Saint Gregory depicts Benedict as a man whose prayer was powerful, especially against the forces of evil; to this day, he is revered as a protector against the darker powers. But Scholastica reveals another side of the power of God. As a consecrated woman she follows the example of the Blessed Mother, who, like the bride in the Canticle, has found the inner wine cellar and drinks deeply of the Beloved, raising her eyes to his with a request. At Cana, Mary’s plea was not only a petition to divine power, but a personal appeal made by a mother to the heart of her son.
As a mother, Mary speaks to Christ in both his humanity and his divinity, and inasmuch as we are members of her son’s body, she speaks to us as well. Her request not only rises to God on our behalf—it draws from us the response of love. In a similar way, Scholastica’s desire, which flows from her espousal to Christ, appeals to both God and men. For this reason Saint Edith Stein is not content to say only that consecrated women are powerful intercessors; for us, they are also emissaries of God’s love, “proclaimers of His will to kings and popes, and forerunners of His kingdom in the hearts of men.”

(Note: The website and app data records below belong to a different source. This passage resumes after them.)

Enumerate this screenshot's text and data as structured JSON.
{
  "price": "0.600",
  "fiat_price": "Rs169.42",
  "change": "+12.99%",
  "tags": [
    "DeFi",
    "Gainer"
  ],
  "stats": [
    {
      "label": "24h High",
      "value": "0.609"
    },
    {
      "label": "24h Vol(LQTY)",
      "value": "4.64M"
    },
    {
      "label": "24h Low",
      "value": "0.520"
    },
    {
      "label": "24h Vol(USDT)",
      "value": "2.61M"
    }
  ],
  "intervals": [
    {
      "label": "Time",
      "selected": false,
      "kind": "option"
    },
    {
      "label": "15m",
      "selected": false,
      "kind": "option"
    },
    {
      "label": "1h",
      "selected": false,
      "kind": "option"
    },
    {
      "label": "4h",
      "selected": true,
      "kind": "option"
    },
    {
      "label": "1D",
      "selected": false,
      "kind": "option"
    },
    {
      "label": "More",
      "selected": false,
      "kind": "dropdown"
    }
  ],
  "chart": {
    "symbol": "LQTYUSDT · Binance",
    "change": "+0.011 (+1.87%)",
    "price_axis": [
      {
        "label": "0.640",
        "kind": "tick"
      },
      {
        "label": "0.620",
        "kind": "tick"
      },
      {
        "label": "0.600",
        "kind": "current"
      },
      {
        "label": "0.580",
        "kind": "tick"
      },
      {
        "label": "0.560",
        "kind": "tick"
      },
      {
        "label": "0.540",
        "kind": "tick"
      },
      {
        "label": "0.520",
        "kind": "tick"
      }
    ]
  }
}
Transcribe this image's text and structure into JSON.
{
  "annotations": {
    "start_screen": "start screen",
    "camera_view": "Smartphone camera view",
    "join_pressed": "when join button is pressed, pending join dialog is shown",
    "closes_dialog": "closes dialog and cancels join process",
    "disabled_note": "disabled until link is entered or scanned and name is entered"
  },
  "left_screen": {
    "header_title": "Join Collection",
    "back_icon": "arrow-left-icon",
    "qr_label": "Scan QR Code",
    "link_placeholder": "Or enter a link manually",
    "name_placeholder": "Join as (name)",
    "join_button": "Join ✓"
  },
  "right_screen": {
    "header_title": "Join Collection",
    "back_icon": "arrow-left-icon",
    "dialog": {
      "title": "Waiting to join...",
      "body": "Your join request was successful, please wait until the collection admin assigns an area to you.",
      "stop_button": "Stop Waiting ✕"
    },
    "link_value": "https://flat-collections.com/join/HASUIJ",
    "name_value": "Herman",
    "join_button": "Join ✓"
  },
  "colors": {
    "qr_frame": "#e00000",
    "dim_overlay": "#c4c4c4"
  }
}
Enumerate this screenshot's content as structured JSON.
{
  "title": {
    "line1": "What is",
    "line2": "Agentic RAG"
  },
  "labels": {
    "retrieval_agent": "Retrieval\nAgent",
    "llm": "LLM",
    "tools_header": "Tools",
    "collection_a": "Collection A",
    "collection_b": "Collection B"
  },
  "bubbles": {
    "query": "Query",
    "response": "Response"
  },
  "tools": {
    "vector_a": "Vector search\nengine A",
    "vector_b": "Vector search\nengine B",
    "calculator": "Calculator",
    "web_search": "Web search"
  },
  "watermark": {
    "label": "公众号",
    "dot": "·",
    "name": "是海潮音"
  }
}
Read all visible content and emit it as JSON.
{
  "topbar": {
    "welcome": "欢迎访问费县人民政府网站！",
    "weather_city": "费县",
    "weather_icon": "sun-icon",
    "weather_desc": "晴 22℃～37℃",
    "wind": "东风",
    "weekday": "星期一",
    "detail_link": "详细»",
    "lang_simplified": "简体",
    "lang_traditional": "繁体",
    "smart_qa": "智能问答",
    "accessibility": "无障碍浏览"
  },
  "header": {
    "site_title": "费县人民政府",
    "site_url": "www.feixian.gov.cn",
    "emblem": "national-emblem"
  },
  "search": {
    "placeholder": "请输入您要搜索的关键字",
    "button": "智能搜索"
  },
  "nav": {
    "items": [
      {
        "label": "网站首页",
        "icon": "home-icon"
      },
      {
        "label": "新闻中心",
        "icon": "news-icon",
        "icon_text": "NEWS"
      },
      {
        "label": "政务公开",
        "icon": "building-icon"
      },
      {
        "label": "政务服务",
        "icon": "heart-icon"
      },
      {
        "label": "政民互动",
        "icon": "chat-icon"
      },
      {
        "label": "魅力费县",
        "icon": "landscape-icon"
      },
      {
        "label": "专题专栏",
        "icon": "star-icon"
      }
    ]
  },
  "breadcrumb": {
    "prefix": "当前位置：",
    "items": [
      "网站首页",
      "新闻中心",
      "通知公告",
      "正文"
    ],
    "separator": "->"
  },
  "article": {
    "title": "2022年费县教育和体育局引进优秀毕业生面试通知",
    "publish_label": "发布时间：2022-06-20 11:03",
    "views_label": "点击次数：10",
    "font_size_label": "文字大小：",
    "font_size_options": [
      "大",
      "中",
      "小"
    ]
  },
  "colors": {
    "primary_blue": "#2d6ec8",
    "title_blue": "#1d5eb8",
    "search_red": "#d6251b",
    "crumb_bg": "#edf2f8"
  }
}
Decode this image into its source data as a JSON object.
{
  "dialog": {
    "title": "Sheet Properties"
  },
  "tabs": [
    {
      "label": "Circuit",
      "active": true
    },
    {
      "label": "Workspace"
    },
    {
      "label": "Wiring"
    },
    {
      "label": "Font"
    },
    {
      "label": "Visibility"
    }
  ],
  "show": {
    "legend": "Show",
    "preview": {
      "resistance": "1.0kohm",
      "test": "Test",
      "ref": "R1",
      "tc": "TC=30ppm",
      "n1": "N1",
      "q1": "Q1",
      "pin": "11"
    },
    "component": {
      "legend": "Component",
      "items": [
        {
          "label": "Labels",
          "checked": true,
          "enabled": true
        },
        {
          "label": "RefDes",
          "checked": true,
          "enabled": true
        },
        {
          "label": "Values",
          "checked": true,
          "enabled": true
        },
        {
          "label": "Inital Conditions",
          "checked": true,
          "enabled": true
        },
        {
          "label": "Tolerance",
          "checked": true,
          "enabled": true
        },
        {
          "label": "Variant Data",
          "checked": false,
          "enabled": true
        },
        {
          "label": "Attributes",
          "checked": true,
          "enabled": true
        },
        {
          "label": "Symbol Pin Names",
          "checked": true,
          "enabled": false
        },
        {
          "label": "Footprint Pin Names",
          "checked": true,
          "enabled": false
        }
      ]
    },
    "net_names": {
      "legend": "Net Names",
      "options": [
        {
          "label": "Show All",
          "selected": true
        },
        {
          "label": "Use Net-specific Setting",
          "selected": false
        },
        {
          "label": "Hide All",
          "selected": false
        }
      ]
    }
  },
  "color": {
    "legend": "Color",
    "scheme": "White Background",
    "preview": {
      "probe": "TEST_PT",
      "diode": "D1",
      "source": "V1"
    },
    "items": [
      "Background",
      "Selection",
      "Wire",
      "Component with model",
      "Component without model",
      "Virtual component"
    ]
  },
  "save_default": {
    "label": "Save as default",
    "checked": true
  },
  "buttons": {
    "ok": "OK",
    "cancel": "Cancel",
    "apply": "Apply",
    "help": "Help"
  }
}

Since the sixth century, generations of women have been inspired to follow the way of life initiated by Saint Scholastica, giving their lives to God, and to God alone. More than the founder of a religious movement, Scholastica’s place in the Church is not superfluous, or confined to a single historical period. Patterned on the Virgin Mary, her vocation stands at the centre of God’s redemptive plan, as love at the heart of the Church. May she always intercede for us, directing our attention to the love of God above all things.
image: Sts. Benedict and Scholastica/Wikimedia Commons